Rabbits digest fiber poorly. They need a generous amount of fiber in the diet (about 15% crude fiber) for proper digestion and to reduce the chance of intestinal disease. Fiber may also absorb toxins produced by bacteria and help expel these toxins through the hard droppings. Diets low in fiber increase the risk of intestinal problems such as enterotoxemia, which can cause severe diarrhea and death. A proper balance between fiber and other dietary components is essential for the health of your pet.
A dietary supply of vitamins A, D, and E is necessary. Bacteria in the gut produce B vitamins and vitamin K in adequate quantities, so dietary supplements of these vitamins are usually unnecessary. Diets containing alfalfa meal generally provide sufficient vitamin A. Lack of vitamin A in the diet may cause abortion or problems with fetuses. Vitamin E deficiency has been associated with infertility, muscular dystrophy (a gradual wasting and weakening of muscles), and fetal and newborn deaths. Disease and stress may increase daily vitamin requirements. High-quality commercially available pelleted diets for rabbits should contain the proper nutrients and should be stored in airtight containers under cool, dry conditions to ensure that vitamins are not destroyed.
The essential components of your pet’s diet (such as protein, fiber, fat, and energy) are the same throughout its life, but the amounts needed vary according to the life stage (growth, pregnancy, nursing, or maintenance), breed, condition, and lifestyle of the rabbit. Ratios should meet the nutrient requirements of the National Research Council (see Table: Nutrient Requirements of Rabbits).

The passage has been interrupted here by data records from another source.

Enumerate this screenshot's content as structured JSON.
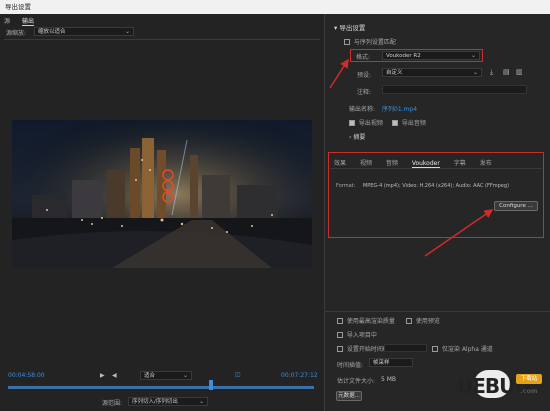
{
  "window": {
    "title": "导出设置"
  },
  "left_tabs": [
    "源",
    "输出"
  ],
  "source": {
    "label": "源缩放:",
    "value": "缩放以适合"
  },
  "timeline": {
    "start_time": "00:04:58:00",
    "end_time": "00:07:27:12",
    "fit_label": "适合",
    "range_label": "源范围:",
    "range_value": "序列切入/序列切出"
  },
  "export": {
    "section_title": "导出设置",
    "match_sequence_label": "与序列设置匹配",
    "format_label": "格式:",
    "format_value": "Voukoder R2",
    "preset_label": "预设:",
    "preset_value": "自定义",
    "comments_label": "注释:",
    "output_name_label": "输出名称:",
    "output_name_value": "序列01.mp4",
    "export_video_label": "导出视频",
    "export_audio_label": "导出音频",
    "summary_label": "摘要"
  },
  "sub_tabs": [
    "效果",
    "视频",
    "音频",
    "Voukoder",
    "字幕",
    "发布"
  ],
  "voukoder": {
    "format_label": "Format:",
    "format_text": "MPEG-4 (mp4); Video: H.264 (x264); Audio: AAC (FFmpeg)",
    "configure_label": "Configure ..."
  },
  "bottom_options": {
    "max_render_quality": "使用最高渲染质量",
    "use_previews": "使用预览",
    "import_into_project": "导入项目中",
    "set_start_timecode": "设置开始时间码",
    "render_alpha": "仅渲染 Alpha 通道",
    "time_interp_label": "时间插值:",
    "time_interp_value": "帧采样",
    "file_size_label": "估计文件大小:",
    "file_size_value": "5 MB",
    "metadata_button": "元数据..."
  },
  "watermark": {
    "text": "UEBUG",
    "sub": "下载站",
    "domain": ".com"
  },
  "colors": {
    "accent_blue": "#3b8fdc",
    "annotation_red": "#d12a2a"
  }
}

Pelleted rabbit feeds provide good nutrition at reasonable cost. Fresh, clean water should always be available. Adult rabbits should have timothy hay available at all times to avoid hairballs and maintain a healthy digestive tract. Prolonged intake of typical commercial diets containing alfalfa meal may lead to kidney damage and calcium carbonate deposits in the urinary tract. Lowering the calcium level to 0.4% to 0.5% of the diet (for non-nursing rabbits) helps reduce these problems. Calcium reduction can be done by feeding pelleted diets that have a timothy hay base. Adult pet rabbits not intended for breeding should be fed a high-fiber pelleted diet, restricted to 1/4 cup per 5 pounds of body weight (59 milliliters per 2.3 kilograms body weight) per day to prevent obesity and maintain a healthy digestive system. Some plants are toxic to rabbits and should be avoided (see Table: Plants and Foods that are Harmful to Rabbits).

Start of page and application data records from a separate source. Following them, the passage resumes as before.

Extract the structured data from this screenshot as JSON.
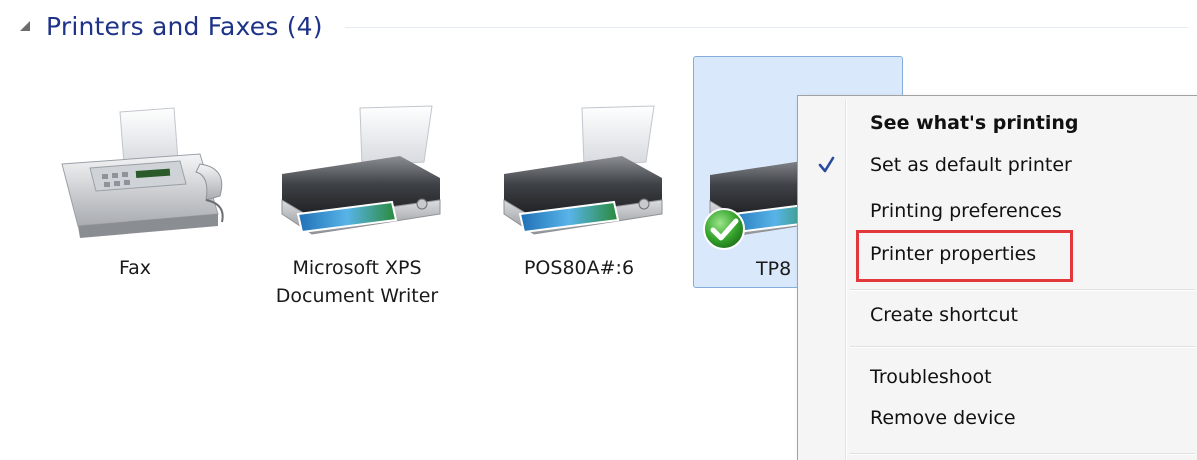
{
  "group": {
    "title": "Printers and Faxes (4)"
  },
  "devices": [
    {
      "label": "Fax",
      "icon": "fax-icon"
    },
    {
      "label_line1": "Microsoft XPS",
      "label_line2": "Document Writer",
      "icon": "printer-icon"
    },
    {
      "label": "POS80A#:6",
      "icon": "printer-icon"
    },
    {
      "label": "TP8",
      "icon": "printer-icon",
      "selected": true,
      "badge": "default-checkmark-icon"
    }
  ],
  "context_menu": {
    "items": [
      {
        "label": "See what's printing",
        "bold": true
      },
      {
        "label": "Set as default printer",
        "checked": true
      },
      {
        "label": "Printing preferences"
      },
      {
        "label": "Printer properties",
        "highlighted": true
      },
      {
        "label": "Create shortcut"
      },
      {
        "label": "Troubleshoot"
      },
      {
        "label": "Remove device"
      }
    ]
  },
  "colors": {
    "group_title": "#1e3287",
    "selection_bg": "#d9e8fb",
    "selection_border": "#84acdd",
    "highlight_box": "#e2373b",
    "check": "#2a4aa0"
  }
}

Plants and Foods that are Harmful to Rabbits
Exercise is necessary for the health of your rabbit. A roomy cage that allows space to move around helps maintain physical and emotional health. Allowing your rabbit some time each day to roam freely outside its cage (under constant supervision) and providing it with a variety of toys and items on which to gnaw provides some exercise and helps keep your pet from becoming bored.
Rabbits are quiet, friendly, playful pets if treated correctly. They are social, but not all rabbits enjoy being handled. Before housing rabbits together, carefully assess them for compatibility. Rabbits are most active at dawn and dusk.
In general, small rabbits do not really like to be handled and tend to struggle if picked up. Medium to larger rabbits may be calmer and easier to handle. When picking up or holding a rabbit, support its hind end and legs to prevent injury to the back. Proper handling and restraint of your rabbit is important. Rabbits have powerful hind limbs, which can kick out and lead to broken backs if they are not held securely. Rabbits should never be held by the ears. Toenails on the rear limbs may severely scratch unprotected arms when holding a rabbit.
Also see professional content regarding management of rabbits.